These two pieces are exquisite examples of the decorative styles of northern and southern India. The gilded pata is decorated using the characteristic “koftgari” technique of Mughal northern India, which was heavily influenced by the cultural traditions of Persia. The gold and silver inlay is incised with fine decorative details visible only under the closest scrutiny. The south Indian pata has minimal surface decoration, relying instead on the sculptural form of the metal itself for visual effect.

Description

Long, double-edged steel European blade with spatulate point. Riveted at the base of the blade is a gauntlet-like defense that is globose at the hand, fitted within with a crossbar grip. The deep gutter-like extension over the wrist and lower forearm is open on the inside, and fitted with a thin, textile lining, and expands towards the opening for the arm. There is a pivoting cross-brace near the opening at the top. The edge here is pointed, and with a boxed turn. The surface and edges are decorated with foliate motifs in both gold and silver “koft-gari” bands; the surface of the gold is incised with fine decorative detail.

Curator’s Comments

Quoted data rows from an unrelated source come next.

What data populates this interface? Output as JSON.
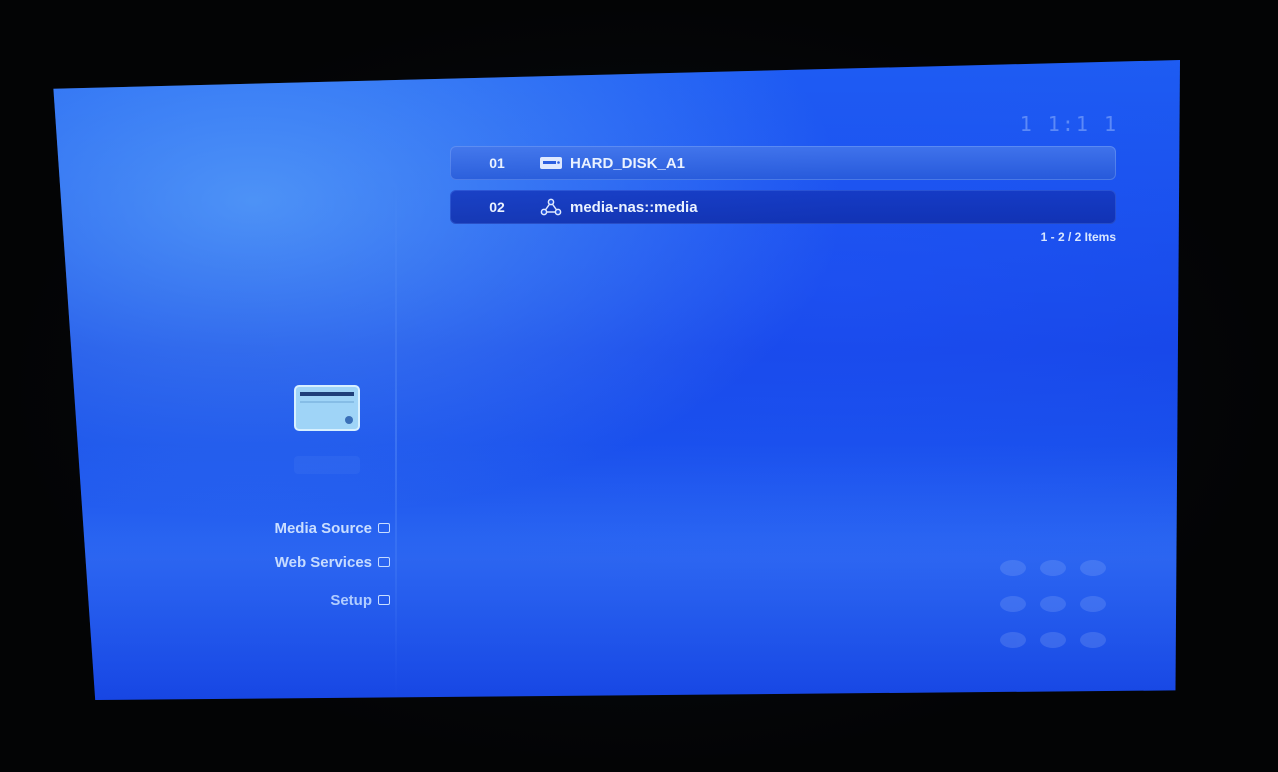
{
  "header": {
    "clock_text": "1 1:1 1"
  },
  "source_list": {
    "items": [
      {
        "number": "01",
        "label": "HARD_DISK_A1",
        "icon": "hard-disk-icon",
        "selected": true
      },
      {
        "number": "02",
        "label": "media-nas::media",
        "icon": "network-share-icon",
        "selected": false
      }
    ],
    "count_text": "1 - 2 / 2 Items"
  },
  "sidebar": {
    "device_icon": "storage-device-icon",
    "menu": [
      {
        "label": "Media Source"
      },
      {
        "label": "Web Services"
      },
      {
        "label": "Setup"
      }
    ]
  },
  "colors": {
    "screen_blue": "#1b58ef",
    "selected_row": "#4678eb",
    "text": "#eaf2ff"
  }
}
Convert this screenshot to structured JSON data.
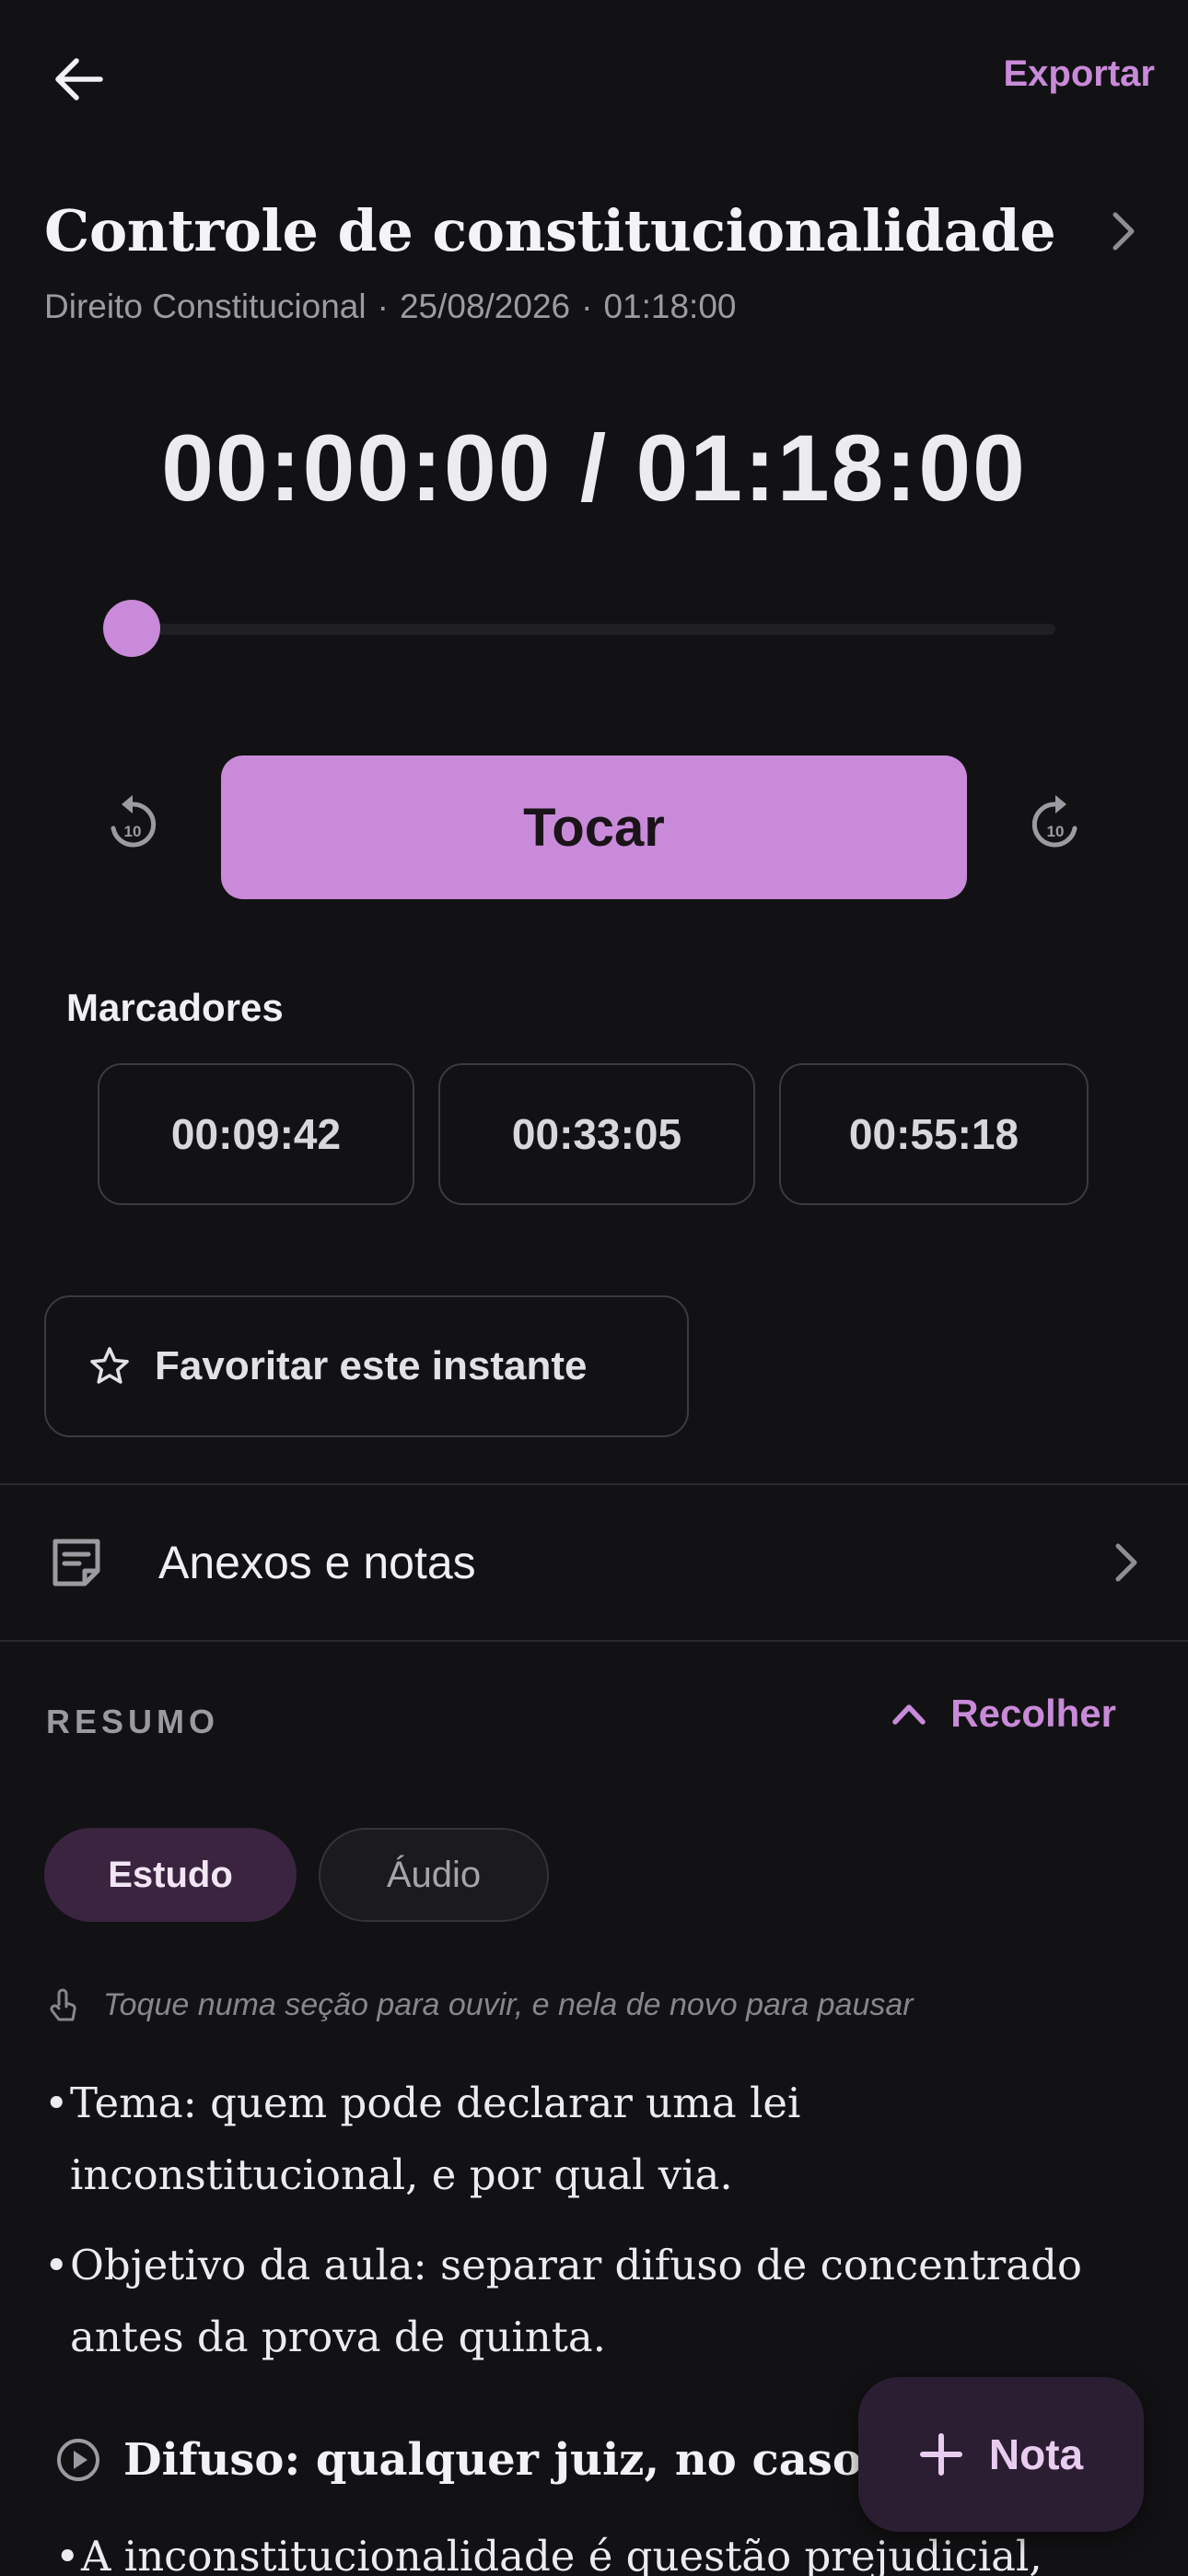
{
  "header": {
    "export_label": "Exportar"
  },
  "lesson": {
    "title": "Controle de constitucionalidade",
    "subject": "Direito Constitucional",
    "date": "25/08/2026",
    "duration": "01:18:00",
    "separator": "·"
  },
  "player": {
    "time_display": "00:00:00 / 01:18:00",
    "progress_fraction": 0,
    "play_label": "Tocar",
    "skip_seconds": "10"
  },
  "markers": {
    "label": "Marcadores",
    "items": [
      "00:09:42",
      "00:33:05",
      "00:55:18"
    ]
  },
  "favorite": {
    "label": "Favoritar este instante"
  },
  "attachments": {
    "label": "Anexos e notas"
  },
  "summary": {
    "section_label": "RESUMO",
    "collapse_label": "Recolher",
    "tabs": [
      {
        "label": "Estudo",
        "selected": true
      },
      {
        "label": "Áudio",
        "selected": false
      }
    ],
    "hint": "Toque numa seção para ouvir, e nela de novo para pausar",
    "bullets": [
      {
        "line1": "Tema: quem pode declarar uma lei",
        "line2": "inconstitucional, e por qual via."
      },
      {
        "line1": "Objetivo da aula: separar difuso de concentrado",
        "line2": "antes da prova de quinta."
      }
    ],
    "section_title": "Difuso: qualquer juiz, no caso c",
    "section_bullet": "A inconstitucionalidade é questão prejudicial,"
  },
  "fab": {
    "label": "Nota"
  },
  "colors": {
    "accent": "#c98ad9",
    "background": "#121214"
  }
}
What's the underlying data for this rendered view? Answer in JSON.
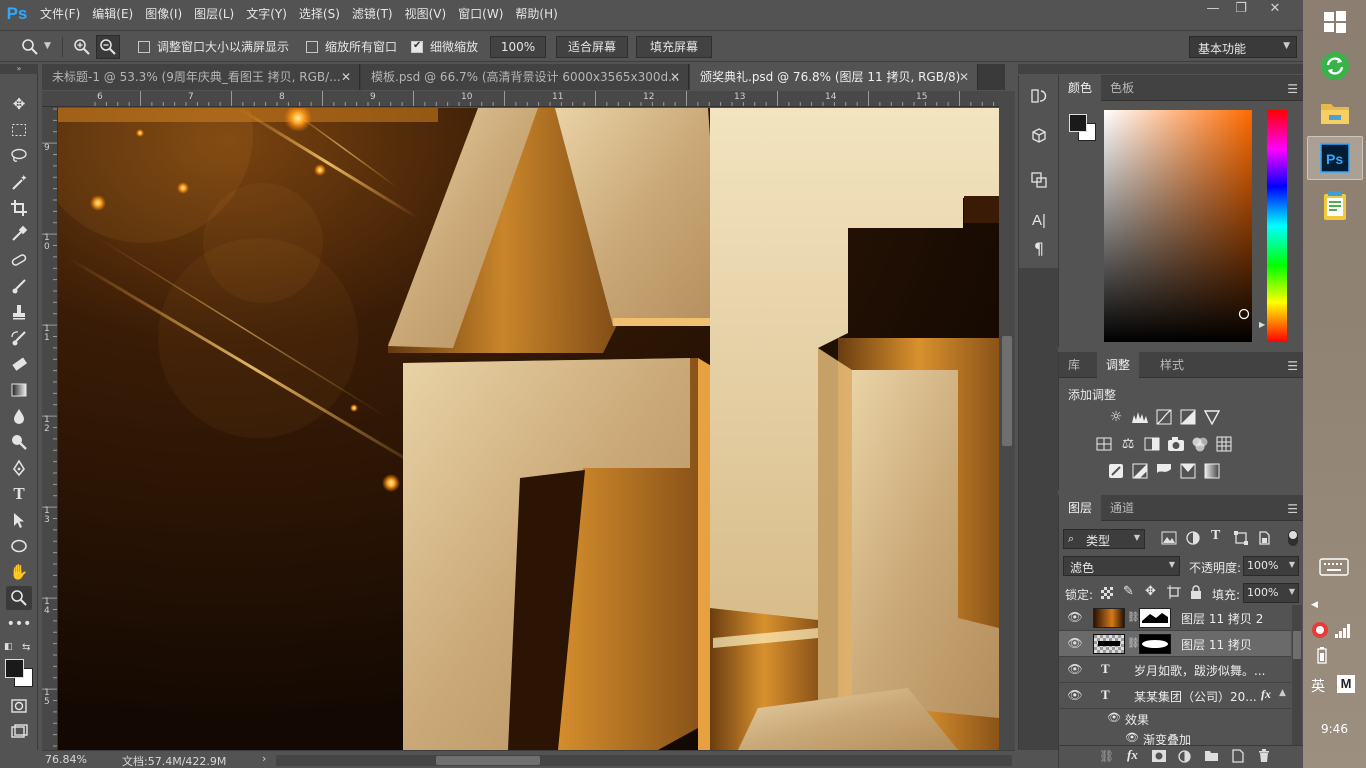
{
  "app": {
    "logo": "Ps"
  },
  "menu": [
    "文件(F)",
    "编辑(E)",
    "图像(I)",
    "图层(L)",
    "文字(Y)",
    "选择(S)",
    "滤镜(T)",
    "视图(V)",
    "窗口(W)",
    "帮助(H)"
  ],
  "window_controls": {
    "minimize": "—",
    "restore": "❐",
    "close": "✕"
  },
  "options": {
    "resize_windows_label": "调整窗口大小以满屏显示",
    "zoom_all_label": "缩放所有窗口",
    "scrubby_zoom_label": "细微缩放",
    "zoom_value": "100%",
    "fit_screen_label": "适合屏幕",
    "fill_screen_label": "填充屏幕",
    "workspace": "基本功能",
    "resize_windows_checked": false,
    "zoom_all_checked": false,
    "scrubby_zoom_checked": true
  },
  "tabs": [
    {
      "label": "未标题-1 @ 53.3% (9周年庆典_看图王 拷贝, RGB/...",
      "close": "✕"
    },
    {
      "label": "模板.psd @ 66.7% (高清背景设计 6000x3565x300d...",
      "close": "✕"
    },
    {
      "label": "颁奖典礼.psd @ 76.8% (图层 11 拷贝, RGB/8)",
      "close": "✕",
      "active": true
    }
  ],
  "ruler": {
    "top_ticks": [
      "6",
      "7",
      "8",
      "9",
      "10",
      "11",
      "12",
      "13",
      "14",
      "15"
    ],
    "left_ticks": [
      "9",
      "1 0",
      "1 1",
      "1 2",
      "1 3",
      "1 4",
      "1 5"
    ]
  },
  "tools": [
    "move-icon",
    "marquee-icon",
    "lasso-icon",
    "magic-wand-icon",
    "crop-icon",
    "eyedropper-icon",
    "healing-icon",
    "brush-icon",
    "stamp-icon",
    "history-brush-icon",
    "eraser-icon",
    "gradient-icon",
    "blur-icon",
    "dodge-icon",
    "pen-icon",
    "type-icon",
    "path-select-icon",
    "ellipse-icon",
    "hand-icon",
    "zoom-icon",
    "more-icon"
  ],
  "status": {
    "zoom": "76.84%",
    "doc": "文档:57.4M/422.9M"
  },
  "color_panel": {
    "tabs": [
      "颜色",
      "色板"
    ],
    "fg": "#1a1a1a",
    "bg": "#ffffff",
    "hue": "#ff6a00"
  },
  "adjust_panel": {
    "tabs": [
      "库",
      "调整",
      "样式"
    ],
    "title": "添加调整"
  },
  "layers_panel": {
    "tabs": [
      "图层",
      "通道"
    ],
    "filter_kind": "类型",
    "blend_mode": "滤色",
    "opacity_label": "不透明度:",
    "opacity_value": "100%",
    "lock_label": "锁定:",
    "fill_label": "填充:",
    "fill_value": "100%",
    "layers": [
      {
        "name": "图层 11 拷贝 2",
        "type": "image"
      },
      {
        "name": "图层 11 拷贝",
        "type": "image",
        "selected": true
      },
      {
        "name": "岁月如歌，跋涉似舞。...",
        "type": "text"
      },
      {
        "name": "某某集团（公司）20...",
        "type": "text",
        "fx": "fx"
      }
    ],
    "effects_label": "效果",
    "effect_item": "渐变叠加"
  },
  "taskbar": {
    "ime": "英",
    "ime_mode": "M",
    "time": "9:46"
  }
}
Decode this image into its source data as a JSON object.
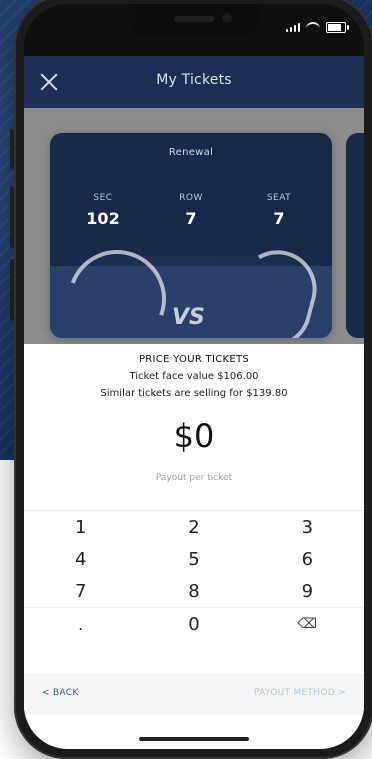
{
  "screen": {
    "title": "My Tickets",
    "ticket": {
      "tag": "Renewal",
      "section_label": "SEC",
      "section_value": "102",
      "row_label": "ROW",
      "row_value": "7",
      "seat_label": "SEAT",
      "seat_value": "7",
      "art_text": "VS"
    },
    "price_sheet": {
      "heading": "PRICE YOUR TICKETS",
      "face_value": "Ticket face value $106.00",
      "similar": "Similar tickets are selling for $139.80",
      "amount": "$0",
      "payout_label": "Payout per ticket"
    },
    "keypad": [
      [
        "1",
        "2",
        "3"
      ],
      [
        "4",
        "5",
        "6"
      ],
      [
        "7",
        "8",
        "9"
      ],
      [
        ".",
        "0",
        "⌫"
      ]
    ],
    "footer": {
      "back": "< BACK",
      "payout_method": "PAYOUT METHOD >"
    }
  },
  "icons": {
    "close": "close-icon",
    "signal": "signal-icon",
    "wifi": "wifi-icon",
    "battery": "battery-icon",
    "backspace": "backspace-icon"
  },
  "colors": {
    "backdrop_blue": "#1f3b6b",
    "topbar_blue": "#1e2f55",
    "ticket_blue": "#18294a",
    "sheet_white": "#ffffff",
    "link_blue": "#2d5bb3",
    "disabled_blue": "#b4c3e1"
  }
}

This uniquely Indian form of sword combined weapon and armor. The pata was capable of powerful cuts in virtually any direction. Since its use required special training and skill, patas were often part of swordplay demonstrations. There are even references to warriors with patas in both hands, appearing “much like a windmill.” This exquisite piece is decorated in the characteristic “koftgari” technique of Mughal-period arms and armor, with surface inlay of gold and silver, the precious metal incised with fine decorative details visible only under the closest scrutiny. [India Exhibition]